Step 3: Create amazing prompts.  These are what inspires and guides the SC.  My friend and boss Allison Fagan encouraged me to include dilemma type questions.  These questions cause students to ponder while fostering deep curiosity.  I also like to include some application prompts.  In other words…ask the student to apply the topic to their lives.  THAT GETS THEM TALKING!

I read this book on SCs last summer.  It was very helpful to me.


Below, I included my handout for the SC we did last week.  It’s yours to steal, refine or discard and go back to the drawing board.  Finally, have some fun with SCs.  There’s great potential in this activity!

Socratic Inner Circle Evaluation

Name a person who exercised leadership.

Name a specific person who did the above criteria well.

What was the most interesting question to surface?

What was the most interesting idea to surface?

What could this group do to improve its performance?

Socratic Circle Self Evaluation

Did I??? Yes No Comments Score 1-10
Adequately Prepare?
Participate in the Socratic Circle?
Cite the preparation material?
Make real life associations?
Exercise good citizenship?  





Total: 50/_______

I you’d like to learn more about connecting with students, check out my book “You’ve Gotta Connect” 

Buddhist Mandala

As I mentioned in an earlier post, a terrific way to bond with students, is have them create. As your kids engage in the artistic process, you can cruise around the room and socialize. Ask them anything, it doesn’t have to be about the assignment.  I find young people are quite open when they drop their inhibitions and pick up a pen, a pencil, or a crayon.

Last week at Big Walnut University, we crafted Buddhist mandalas.  Mandala means circular container of essence in Sanskrit.  Buddhist monks collectively create these amazing, spiritual circles of brightly colored sand.  After they have completed their work, they quickly destroy their spectacular creation demonstrating the concept of impermanence.

Here is a short video on how its done:

I made a circular collage out of the mandalas my students submittedmandala 3

This young lady’s mandala is spectacular

photo (93)


If anyone would like to know how we constructed these, shoot me an email.  I can attach instructions in a reply.

Try Not to Take Yourself too Seriously

Sure, educating the youths of America is important.  But sometimes, a little levity can lead to deep understanding.

In WWI, defensive positions protected by machine guns were extremely difficult to overcome.  Often times, precious lives were wasted in insane attempts to charge enemy trenches.  This stalemate was a product of stubbornness, and lack of creativity.

WWI is a somber topic.  Oddly, a ridiculous demonstration, in which I act like a 6-year-old playing war, has helped my students understand the futility of this horrible conflict.

No Man's Land

No Man’s Land

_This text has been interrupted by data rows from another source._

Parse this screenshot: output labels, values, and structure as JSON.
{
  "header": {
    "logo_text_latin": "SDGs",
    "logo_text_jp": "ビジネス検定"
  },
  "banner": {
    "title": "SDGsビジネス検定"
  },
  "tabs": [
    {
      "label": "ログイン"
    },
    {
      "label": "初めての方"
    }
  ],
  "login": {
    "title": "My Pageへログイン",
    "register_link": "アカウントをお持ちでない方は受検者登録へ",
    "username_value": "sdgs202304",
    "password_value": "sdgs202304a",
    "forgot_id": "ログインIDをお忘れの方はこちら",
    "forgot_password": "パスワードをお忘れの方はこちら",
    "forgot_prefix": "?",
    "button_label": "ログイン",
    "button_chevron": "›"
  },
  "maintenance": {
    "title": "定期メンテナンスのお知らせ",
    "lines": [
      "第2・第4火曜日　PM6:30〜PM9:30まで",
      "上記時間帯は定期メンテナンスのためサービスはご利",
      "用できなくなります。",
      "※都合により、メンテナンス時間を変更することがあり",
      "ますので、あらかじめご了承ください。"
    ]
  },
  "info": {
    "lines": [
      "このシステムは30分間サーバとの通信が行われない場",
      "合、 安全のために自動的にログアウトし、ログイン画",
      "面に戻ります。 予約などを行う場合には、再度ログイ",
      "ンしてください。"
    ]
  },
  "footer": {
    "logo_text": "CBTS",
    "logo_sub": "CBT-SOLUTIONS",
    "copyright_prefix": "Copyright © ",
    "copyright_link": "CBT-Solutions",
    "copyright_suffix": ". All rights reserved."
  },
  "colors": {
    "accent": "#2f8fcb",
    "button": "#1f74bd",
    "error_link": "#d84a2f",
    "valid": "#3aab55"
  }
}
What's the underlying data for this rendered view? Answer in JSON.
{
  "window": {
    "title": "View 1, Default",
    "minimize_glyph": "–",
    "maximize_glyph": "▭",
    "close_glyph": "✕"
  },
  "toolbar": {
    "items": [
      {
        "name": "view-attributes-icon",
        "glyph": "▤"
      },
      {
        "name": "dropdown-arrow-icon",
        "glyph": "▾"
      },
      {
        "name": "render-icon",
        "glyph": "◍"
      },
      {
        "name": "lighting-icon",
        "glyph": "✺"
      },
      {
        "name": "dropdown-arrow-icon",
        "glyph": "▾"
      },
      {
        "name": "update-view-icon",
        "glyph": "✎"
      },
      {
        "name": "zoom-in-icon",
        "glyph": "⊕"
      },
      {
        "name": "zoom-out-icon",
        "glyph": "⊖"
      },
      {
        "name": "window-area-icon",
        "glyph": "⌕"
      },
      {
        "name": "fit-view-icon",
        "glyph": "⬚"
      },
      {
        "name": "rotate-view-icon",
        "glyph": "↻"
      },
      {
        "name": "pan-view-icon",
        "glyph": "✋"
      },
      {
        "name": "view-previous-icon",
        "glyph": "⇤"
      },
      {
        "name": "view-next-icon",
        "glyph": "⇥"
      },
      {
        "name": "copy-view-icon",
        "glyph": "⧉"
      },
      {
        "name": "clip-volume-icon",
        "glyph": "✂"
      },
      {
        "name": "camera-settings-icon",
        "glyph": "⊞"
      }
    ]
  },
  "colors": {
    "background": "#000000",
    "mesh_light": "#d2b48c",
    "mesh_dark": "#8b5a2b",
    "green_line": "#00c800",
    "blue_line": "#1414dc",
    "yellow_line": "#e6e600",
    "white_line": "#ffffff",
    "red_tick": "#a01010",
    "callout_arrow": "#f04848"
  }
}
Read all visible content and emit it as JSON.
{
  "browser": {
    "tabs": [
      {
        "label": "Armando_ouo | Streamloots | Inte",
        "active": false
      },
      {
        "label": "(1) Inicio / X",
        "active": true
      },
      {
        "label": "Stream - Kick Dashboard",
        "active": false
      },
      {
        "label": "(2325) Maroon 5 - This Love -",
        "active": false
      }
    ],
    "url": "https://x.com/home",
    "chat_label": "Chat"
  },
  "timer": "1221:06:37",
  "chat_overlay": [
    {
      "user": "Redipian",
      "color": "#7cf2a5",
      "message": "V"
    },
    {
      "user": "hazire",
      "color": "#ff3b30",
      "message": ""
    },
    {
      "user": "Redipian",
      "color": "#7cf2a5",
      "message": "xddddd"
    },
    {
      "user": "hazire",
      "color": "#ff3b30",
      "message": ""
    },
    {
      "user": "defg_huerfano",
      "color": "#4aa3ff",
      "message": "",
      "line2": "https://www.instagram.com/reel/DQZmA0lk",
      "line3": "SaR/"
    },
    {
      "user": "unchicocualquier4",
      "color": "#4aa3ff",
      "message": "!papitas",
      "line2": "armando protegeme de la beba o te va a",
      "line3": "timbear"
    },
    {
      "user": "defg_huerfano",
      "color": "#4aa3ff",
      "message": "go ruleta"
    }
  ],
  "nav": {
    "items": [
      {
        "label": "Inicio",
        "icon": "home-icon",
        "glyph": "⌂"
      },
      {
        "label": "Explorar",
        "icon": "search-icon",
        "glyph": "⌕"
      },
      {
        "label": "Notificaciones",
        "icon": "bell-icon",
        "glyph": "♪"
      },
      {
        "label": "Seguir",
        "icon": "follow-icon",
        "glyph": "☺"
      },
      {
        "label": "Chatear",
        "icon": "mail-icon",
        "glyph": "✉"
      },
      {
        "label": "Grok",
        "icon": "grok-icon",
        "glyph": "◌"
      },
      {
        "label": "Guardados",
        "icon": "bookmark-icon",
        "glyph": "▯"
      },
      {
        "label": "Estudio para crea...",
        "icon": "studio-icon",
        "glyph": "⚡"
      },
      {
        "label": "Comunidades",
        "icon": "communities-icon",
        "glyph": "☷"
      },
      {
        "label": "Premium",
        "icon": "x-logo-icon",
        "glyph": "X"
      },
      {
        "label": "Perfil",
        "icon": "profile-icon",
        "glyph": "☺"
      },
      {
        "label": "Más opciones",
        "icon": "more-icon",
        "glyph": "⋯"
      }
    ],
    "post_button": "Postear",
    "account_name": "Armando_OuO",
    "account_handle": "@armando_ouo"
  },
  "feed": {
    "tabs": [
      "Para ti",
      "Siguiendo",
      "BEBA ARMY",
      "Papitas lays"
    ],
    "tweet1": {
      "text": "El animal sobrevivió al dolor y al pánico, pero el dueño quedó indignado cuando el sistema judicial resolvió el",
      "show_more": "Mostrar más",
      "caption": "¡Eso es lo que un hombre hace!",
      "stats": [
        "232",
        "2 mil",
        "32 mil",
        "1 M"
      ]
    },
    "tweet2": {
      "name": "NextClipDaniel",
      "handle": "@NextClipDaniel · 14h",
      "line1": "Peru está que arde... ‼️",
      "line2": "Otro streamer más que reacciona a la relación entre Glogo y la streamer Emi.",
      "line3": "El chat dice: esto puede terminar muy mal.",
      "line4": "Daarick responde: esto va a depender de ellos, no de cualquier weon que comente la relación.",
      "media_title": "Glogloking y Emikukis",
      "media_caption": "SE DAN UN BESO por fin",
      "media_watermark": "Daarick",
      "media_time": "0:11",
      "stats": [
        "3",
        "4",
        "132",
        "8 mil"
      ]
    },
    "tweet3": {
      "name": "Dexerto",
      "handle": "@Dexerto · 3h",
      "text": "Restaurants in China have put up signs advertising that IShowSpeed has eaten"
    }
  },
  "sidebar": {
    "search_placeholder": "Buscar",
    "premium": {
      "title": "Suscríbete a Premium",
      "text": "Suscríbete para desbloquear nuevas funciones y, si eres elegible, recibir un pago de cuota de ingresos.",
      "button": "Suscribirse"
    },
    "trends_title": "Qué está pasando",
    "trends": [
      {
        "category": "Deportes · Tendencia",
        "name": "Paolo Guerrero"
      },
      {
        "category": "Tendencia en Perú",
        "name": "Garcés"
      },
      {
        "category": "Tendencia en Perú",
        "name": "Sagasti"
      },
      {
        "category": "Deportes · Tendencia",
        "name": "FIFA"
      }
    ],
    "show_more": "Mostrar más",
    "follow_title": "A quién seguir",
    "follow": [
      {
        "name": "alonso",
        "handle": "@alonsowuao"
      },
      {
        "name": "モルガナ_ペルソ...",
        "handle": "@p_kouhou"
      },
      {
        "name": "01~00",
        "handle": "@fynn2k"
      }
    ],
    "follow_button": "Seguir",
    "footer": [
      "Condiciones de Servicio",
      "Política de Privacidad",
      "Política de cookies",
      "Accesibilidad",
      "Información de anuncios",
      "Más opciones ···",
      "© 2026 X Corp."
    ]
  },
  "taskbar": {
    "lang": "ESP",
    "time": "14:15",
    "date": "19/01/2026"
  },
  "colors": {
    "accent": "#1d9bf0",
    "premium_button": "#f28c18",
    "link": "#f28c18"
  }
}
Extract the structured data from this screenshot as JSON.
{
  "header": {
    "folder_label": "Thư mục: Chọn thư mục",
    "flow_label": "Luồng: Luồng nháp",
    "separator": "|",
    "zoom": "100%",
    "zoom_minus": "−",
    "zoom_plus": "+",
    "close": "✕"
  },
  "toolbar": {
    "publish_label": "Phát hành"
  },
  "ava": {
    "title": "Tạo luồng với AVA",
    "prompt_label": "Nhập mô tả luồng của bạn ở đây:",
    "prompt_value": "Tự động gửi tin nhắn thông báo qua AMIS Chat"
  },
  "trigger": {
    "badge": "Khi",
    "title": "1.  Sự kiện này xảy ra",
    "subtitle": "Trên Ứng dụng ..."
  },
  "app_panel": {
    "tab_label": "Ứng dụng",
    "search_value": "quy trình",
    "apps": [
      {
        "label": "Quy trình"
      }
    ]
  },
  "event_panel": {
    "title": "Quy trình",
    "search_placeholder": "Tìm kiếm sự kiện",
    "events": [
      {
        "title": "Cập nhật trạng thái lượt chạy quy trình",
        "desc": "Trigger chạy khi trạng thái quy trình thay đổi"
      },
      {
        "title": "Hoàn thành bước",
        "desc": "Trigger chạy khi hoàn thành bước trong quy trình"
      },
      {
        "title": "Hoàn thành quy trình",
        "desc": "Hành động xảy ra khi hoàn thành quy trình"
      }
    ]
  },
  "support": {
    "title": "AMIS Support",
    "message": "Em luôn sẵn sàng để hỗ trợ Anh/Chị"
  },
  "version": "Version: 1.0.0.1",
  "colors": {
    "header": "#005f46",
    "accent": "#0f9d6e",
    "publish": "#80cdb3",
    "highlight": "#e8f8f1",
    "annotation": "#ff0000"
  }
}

Aside from deep understanding displayed on assessments, I’ve had students, many years removed from my class, remind me about how much they enjoyed this silly demonstration. Mission accomplished!!

So, let your hair down…just a little (which is impossible for me).  In the process, you and your students could build a memory which will last a lifetime.